-- DATA SECTION follows --

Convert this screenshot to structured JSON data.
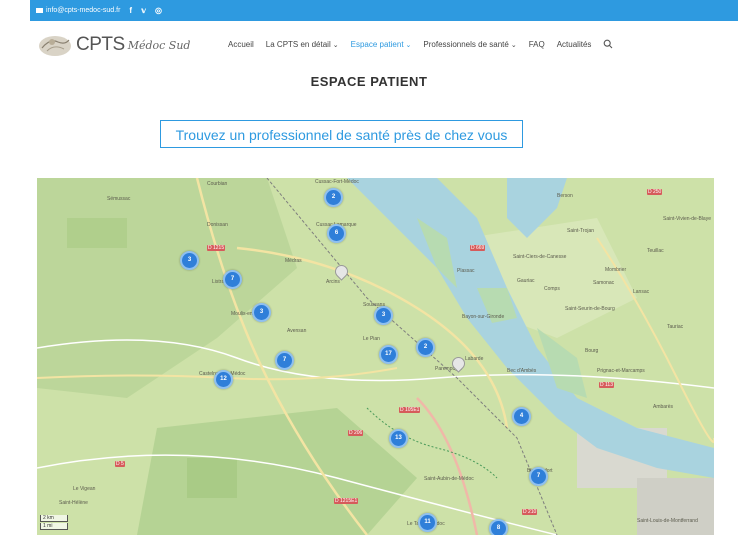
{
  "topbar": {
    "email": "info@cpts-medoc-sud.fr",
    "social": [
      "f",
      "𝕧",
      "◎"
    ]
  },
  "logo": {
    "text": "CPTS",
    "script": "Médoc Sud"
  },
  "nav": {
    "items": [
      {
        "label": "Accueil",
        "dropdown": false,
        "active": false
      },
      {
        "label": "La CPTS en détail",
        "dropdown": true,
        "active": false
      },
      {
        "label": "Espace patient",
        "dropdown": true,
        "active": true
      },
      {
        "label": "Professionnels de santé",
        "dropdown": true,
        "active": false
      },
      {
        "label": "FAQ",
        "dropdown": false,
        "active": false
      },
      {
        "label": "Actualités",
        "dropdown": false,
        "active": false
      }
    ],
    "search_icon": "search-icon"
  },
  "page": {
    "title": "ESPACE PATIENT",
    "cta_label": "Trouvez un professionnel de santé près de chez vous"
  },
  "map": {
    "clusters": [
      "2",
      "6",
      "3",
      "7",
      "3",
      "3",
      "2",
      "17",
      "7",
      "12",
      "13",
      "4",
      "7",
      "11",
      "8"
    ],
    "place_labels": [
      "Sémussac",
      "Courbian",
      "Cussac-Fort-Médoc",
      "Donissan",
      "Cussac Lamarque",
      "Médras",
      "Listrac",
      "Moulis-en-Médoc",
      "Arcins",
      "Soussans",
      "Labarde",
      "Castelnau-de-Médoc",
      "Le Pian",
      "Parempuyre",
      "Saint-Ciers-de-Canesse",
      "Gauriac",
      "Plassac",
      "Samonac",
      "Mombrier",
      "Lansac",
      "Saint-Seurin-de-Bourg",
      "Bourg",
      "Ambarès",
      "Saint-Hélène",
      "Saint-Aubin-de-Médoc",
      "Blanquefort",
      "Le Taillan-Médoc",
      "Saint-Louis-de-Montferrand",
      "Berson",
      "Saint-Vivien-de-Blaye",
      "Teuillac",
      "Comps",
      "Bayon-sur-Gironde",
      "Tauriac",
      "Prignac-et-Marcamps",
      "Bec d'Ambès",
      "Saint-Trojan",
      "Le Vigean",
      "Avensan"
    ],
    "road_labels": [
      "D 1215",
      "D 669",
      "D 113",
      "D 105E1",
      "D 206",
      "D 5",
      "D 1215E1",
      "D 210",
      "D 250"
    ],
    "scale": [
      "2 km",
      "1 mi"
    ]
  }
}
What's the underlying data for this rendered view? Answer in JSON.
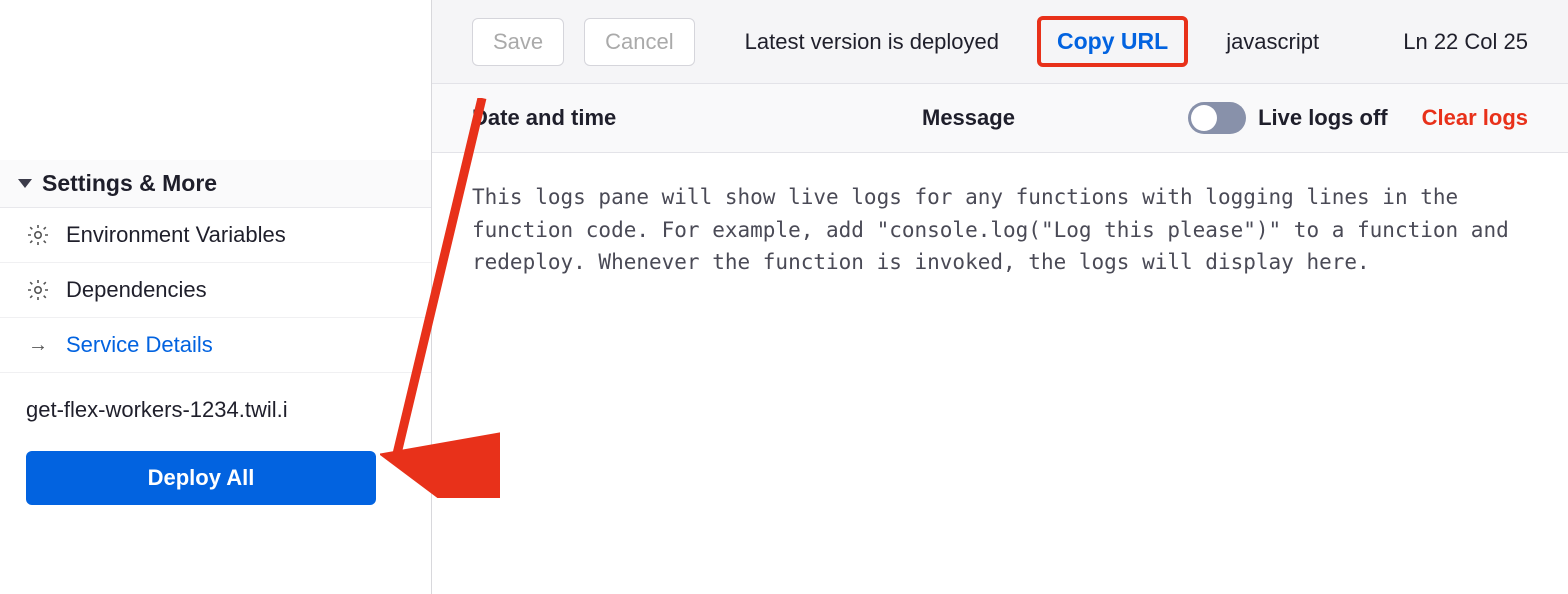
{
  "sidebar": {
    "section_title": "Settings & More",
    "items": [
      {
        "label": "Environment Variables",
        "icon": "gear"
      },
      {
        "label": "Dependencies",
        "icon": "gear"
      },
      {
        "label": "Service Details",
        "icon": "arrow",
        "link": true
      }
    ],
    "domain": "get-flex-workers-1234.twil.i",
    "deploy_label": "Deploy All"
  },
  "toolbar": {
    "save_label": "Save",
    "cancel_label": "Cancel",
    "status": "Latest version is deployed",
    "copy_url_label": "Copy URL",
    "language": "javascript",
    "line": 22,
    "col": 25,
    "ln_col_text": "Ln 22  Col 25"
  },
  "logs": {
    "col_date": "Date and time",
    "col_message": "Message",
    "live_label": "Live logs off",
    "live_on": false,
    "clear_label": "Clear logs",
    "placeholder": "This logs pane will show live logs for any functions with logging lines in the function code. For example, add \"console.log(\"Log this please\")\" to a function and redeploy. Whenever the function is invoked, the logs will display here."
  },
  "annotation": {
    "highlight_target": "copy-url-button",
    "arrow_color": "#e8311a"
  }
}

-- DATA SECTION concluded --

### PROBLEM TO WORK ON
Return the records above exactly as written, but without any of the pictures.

### FINISHED TASK
Convert this screenshot to structured JSON data.
{
  "topbar": {
    "email": "info@cpts-medoc-sud.fr",
    "social": [
      "f",
      "𝕧",
      "◎"
    ]
  },
  "logo": {
    "text": "CPTS",
    "script": "Médoc Sud"
  },
  "nav": {
    "items": [
      {
        "label": "Accueil",
        "dropdown": false,
        "active": false
      },
      {
        "label": "La CPTS en détail",
        "dropdown": true,
        "active": false
      },
      {
        "label": "Espace patient",
        "dropdown": true,
        "active": true
      },
      {
        "label": "Professionnels de santé",
        "dropdown": true,
        "active": false
      },
      {
        "label": "FAQ",
        "dropdown": false,
        "active": false
      },
      {
        "label": "Actualités",
        "dropdown": false,
        "active": false
      }
    ],
    "search_icon": "search-icon"
  },
  "page": {
    "title": "ESPACE PATIENT",
    "cta_label": "Trouvez un professionnel de santé près de chez vous"
  },
  "map": {
    "clusters": [
      "2",
      "6",
      "3",
      "7",
      "3",
      "3",
      "2",
      "17",
      "7",
      "12",
      "13",
      "4",
      "7",
      "11",
      "8"
    ],
    "place_labels": [
      "Sémussac",
      "Courbian",
      "Cussac-Fort-Médoc",
      "Donissan",
      "Cussac Lamarque",
      "Médras",
      "Listrac",
      "Moulis-en-Médoc",
      "Arcins",
      "Soussans",
      "Labarde",
      "Castelnau-de-Médoc",
      "Le Pian",
      "Parempuyre",
      "Saint-Ciers-de-Canesse",
      "Gauriac",
      "Plassac",
      "Samonac",
      "Mombrier",
      "Lansac",
      "Saint-Seurin-de-Bourg",
      "Bourg",
      "Ambarès",
      "Saint-Hélène",
      "Saint-Aubin-de-Médoc",
      "Blanquefort",
      "Le Taillan-Médoc",
      "Saint-Louis-de-Montferrand",
      "Berson",
      "Saint-Vivien-de-Blaye",
      "Teuillac",
      "Comps",
      "Bayon-sur-Gironde",
      "Tauriac",
      "Prignac-et-Marcamps",
      "Bec d'Ambès",
      "Saint-Trojan",
      "Le Vigean",
      "Avensan"
    ],
    "road_labels": [
      "D 1215",
      "D 669",
      "D 113",
      "D 105E1",
      "D 206",
      "D 5",
      "D 1215E1",
      "D 210",
      "D 250"
    ],
    "scale": [
      "2 km",
      "1 mi"
    ]
  }
}
What's the underlying data for this rendered view? Answer in JSON.
{
  "sidebar": {
    "section_title": "Settings & More",
    "items": [
      {
        "label": "Environment Variables",
        "icon": "gear"
      },
      {
        "label": "Dependencies",
        "icon": "gear"
      },
      {
        "label": "Service Details",
        "icon": "arrow",
        "link": true
      }
    ],
    "domain": "get-flex-workers-1234.twil.i",
    "deploy_label": "Deploy All"
  },
  "toolbar": {
    "save_label": "Save",
    "cancel_label": "Cancel",
    "status": "Latest version is deployed",
    "copy_url_label": "Copy URL",
    "language": "javascript",
    "line": 22,
    "col": 25,
    "ln_col_text": "Ln 22  Col 25"
  },
  "logs": {
    "col_date": "Date and time",
    "col_message": "Message",
    "live_label": "Live logs off",
    "live_on": false,
    "clear_label": "Clear logs",
    "placeholder": "This logs pane will show live logs for any functions with logging lines in the function code. For example, add \"console.log(\"Log this please\")\" to a function and redeploy. Whenever the function is invoked, the logs will display here."
  },
  "annotation": {
    "highlight_target": "copy-url-button",
    "arrow_color": "#e8311a"
  }
}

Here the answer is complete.